Thursday, 19 February 2009
Green Dragon hit rough weather, on leg 5 of the Volvo Ocean Race. Image copyright Guo Chuan/Green Dragon Racing/Volvo Ocean Race.
by Mark Chisnell
Another day, another 400 or so miles on the clock – wind speed: mid-teens; wind direction: northerly. Nothing much has changed. These are the humdrum miles, the 9-to-5 miles, the are-we-nearly-there-yet miles, the boat speed miles… this is where the speed kings earn their keep.
Taking home the big bucks were Torben Grael and Ericsson 4 – still topping the pile, with Ken Read and PUMA handcuffed to them for the road trip - the deficit locked in at around 10 miles.
By 10:00 ZULU this morning, the wind speed had eased just a touch more to the low teens, while the direction had started the long veer (clockwise rotation) to the right, that will eventually end (the other side of the Doldrums) in the south-east trade winds. The devil as always is in the details.
So, a couple of other things have changed, well, maybe three – no, make that four - boots are being traded for shoes on board. The second is that the leaders have started the course change towards the south. As the wind shifted towards the east, PUMA and Ericsson both let the wind angle tighten to about 110 degrees.
Then, as the wind continued to shift, they altered course to go with it, to end up sailing south-east – not far from the course to the scoring gate, which is currently 155 degrees (BRG_WPT). But PUMA went just a touch further with the course change than Ericsson 4, steering a little more south, so that there is now just over 25 miles between them, east to west.
The third thing is that the lead pair has poured on the mileage since yesterday – in 24 hours they’ve gained 55+ miles on each of the three boats behind them. I think this is partly boat speed, and partly the hand dealt by the weather, which at the moment is favouring the leaders. The latest analysis from Matt Sanders, Assistant Race Forecaster, describes how the fleet has been riding south on a wave of solid breeze, driven by a combination of high pressure dropping south behind them, and a cold front ahead of them. The high pressure is particularly visible, growing and drifting south-east and then east, if you click through the forecasts on the Race Viewer.

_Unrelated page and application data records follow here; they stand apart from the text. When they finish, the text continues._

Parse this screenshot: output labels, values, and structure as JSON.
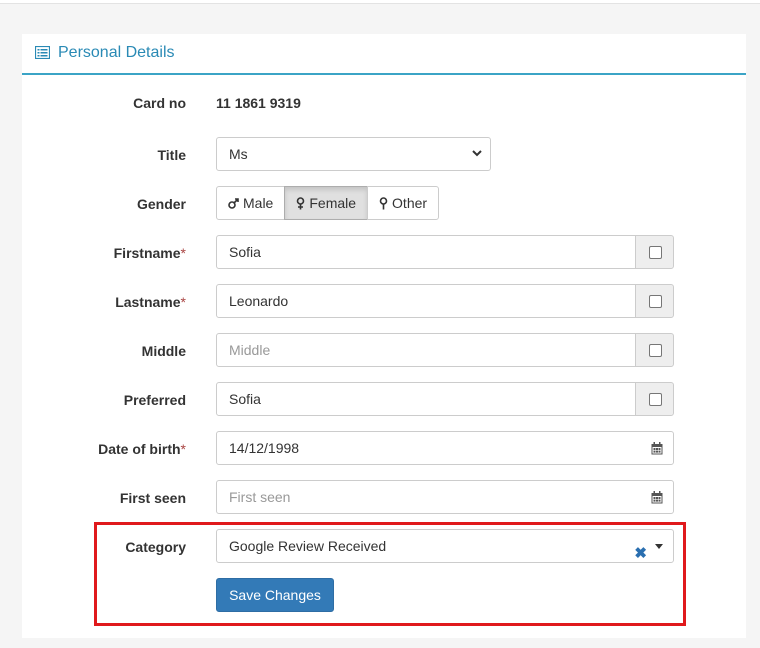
{
  "panel": {
    "title": "Personal Details"
  },
  "fields": {
    "card_no": {
      "label": "Card no",
      "value": "11 1861 9319"
    },
    "title": {
      "label": "Title",
      "value": "Ms"
    },
    "gender": {
      "label": "Gender",
      "options": [
        "Male",
        "Female",
        "Other"
      ],
      "selected": "Female"
    },
    "firstname": {
      "label": "Firstname",
      "required": "*",
      "value": "Sofia"
    },
    "lastname": {
      "label": "Lastname",
      "required": "*",
      "value": "Leonardo"
    },
    "middle": {
      "label": "Middle",
      "placeholder": "Middle"
    },
    "preferred": {
      "label": "Preferred",
      "value": "Sofia"
    },
    "dob": {
      "label": "Date of birth",
      "required": "*",
      "value": "14/12/1998"
    },
    "first_seen": {
      "label": "First seen",
      "placeholder": "First seen"
    },
    "category": {
      "label": "Category",
      "value": "Google Review Received"
    }
  },
  "actions": {
    "save_label": "Save Changes"
  },
  "colors": {
    "accent": "#2a8ab5",
    "primary": "#337ab7",
    "highlight": "#e0191c"
  },
  "icons": {
    "panel": "list-icon",
    "calendar": "calendar-icon",
    "clear": "clear-x-icon"
  }
}
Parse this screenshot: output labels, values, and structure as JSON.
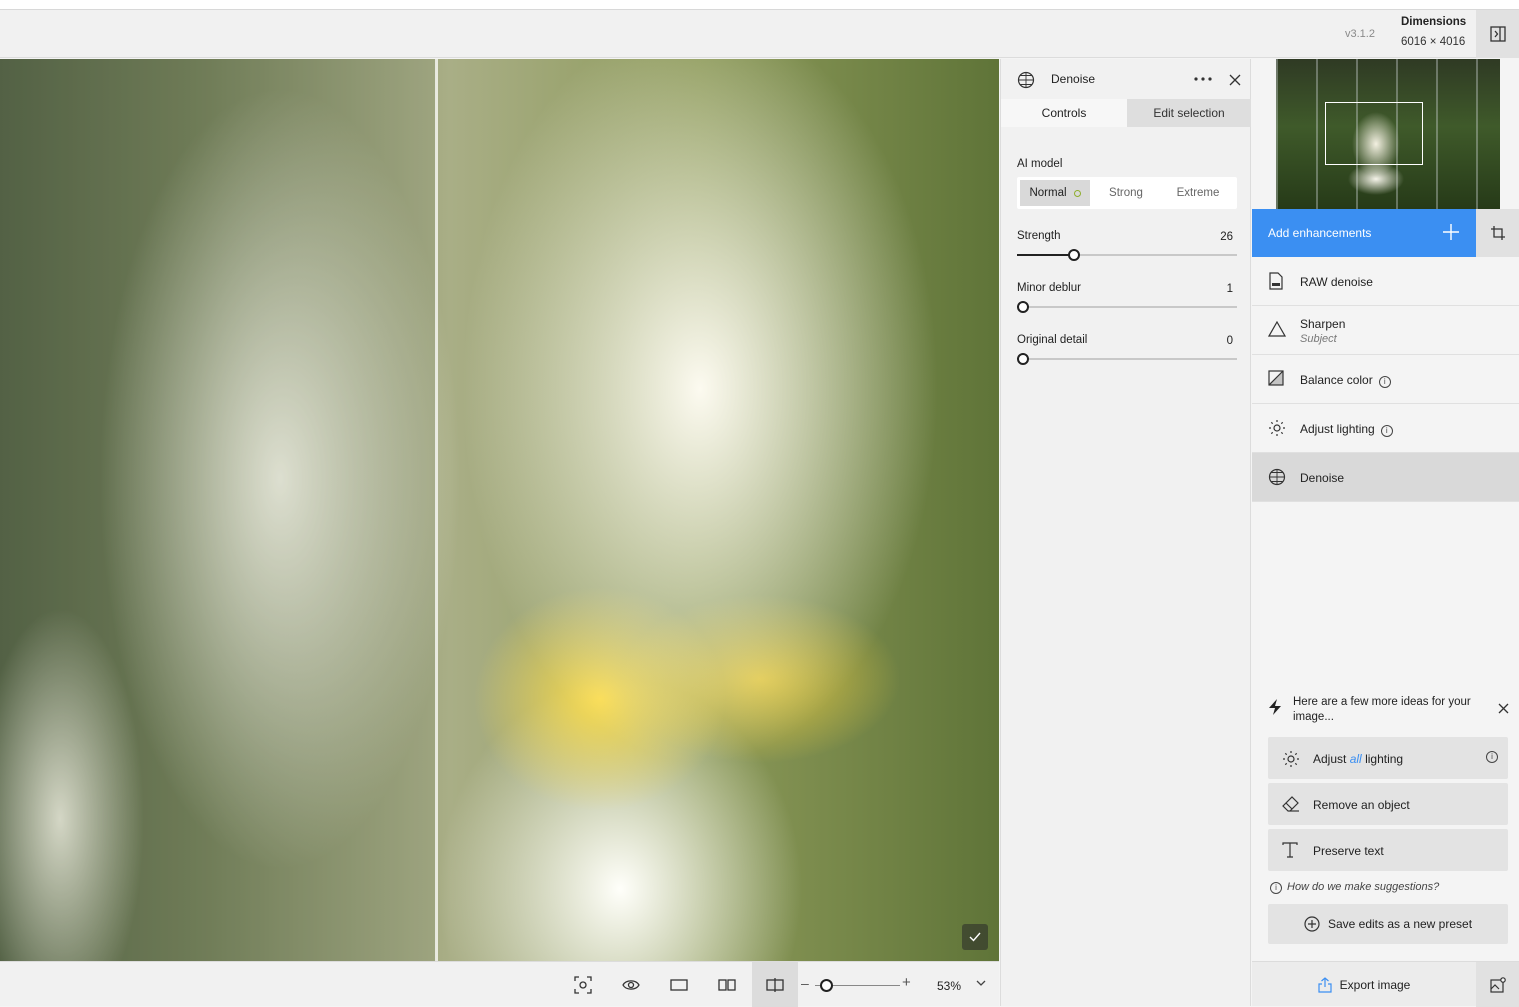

Bowman David Vera climbing up the sail to change a sheet, on leg 5 of the Volvo Ocean Race. Image copyright Gabriele Olivo/Telefonica Blue/Volvo Ocean Race.
Initially, this was great for the boats behind, the late-starters - Ericsson 3 and Telefonica Blue - as they were pushed down to the leaders on the new south-going breeze. But since then, the trailing boats have been closer to the centre of the high pressure, and consequently in a little bit less wind – and they have had to watch the leaders ease away from them. The squeeze box is back – always a feature of these north-south legs, where the fleet is crossing from one climate zone to another.
Green Dragon is aiming for an eastern transition of The Doldrums
And that brings us to the fourth thing - the fate of Green Dragon’s play to the east. For the next 24 hours the best breeze is to the west, as they transition from the northerly, into the north-east trade winds. There is a problematic area of light winds off to the east.
Unfortunately (life wasn’t meant to be easy) as we’ve discussed ad nauseam, the long-term gains ought to be to the east. It’s a question of balancing likely short-term gains to the west, with possible long-term gains to the east – and assessing each of those probabilities. And that’s the really hard part - as Ian Walker says - the forecast doesn’t go far enough ahead to allow them even the usual level of uncertainty. The seven-day forecast still doesn’t reach the south-east trade winds.
Walker did acknowledge that they were up against the fastest boats in the fleet, but while they were aiming for an eastern transition of the Doldrums relative to the others, they still didn’t intend to end up quite so far north. And after hearing that yesterday afternoon, it’s no surprise to see that the Dragon has spent the last 24 hours folding her hand, and falling into line behind the leading trio.
And there is still some interesting leverage around – Green Dragon is 120 miles east of Telefonica Blue, at about the same latitude. And as we mentioned before, Ericsson 4 and PUMA are spread 25 miles east to west, at the same latitude. So, we should get to see which side is faster.
I’ve dug up the seven day forecast, to have a quick look ahead, and – for what it’s worth - the transition through the Doldrums anywhere west of the Solomon Islands looks pretty ugly. So I think the boats will be targeting the eastern tip of this island chain to exit into the south-east trades. And that should give them a fast wind angle down to New Zealand, so long as they don’t get tangled up with Vanuatu or New Caledonia - the geography lesson continues...
Volvo Ocean Race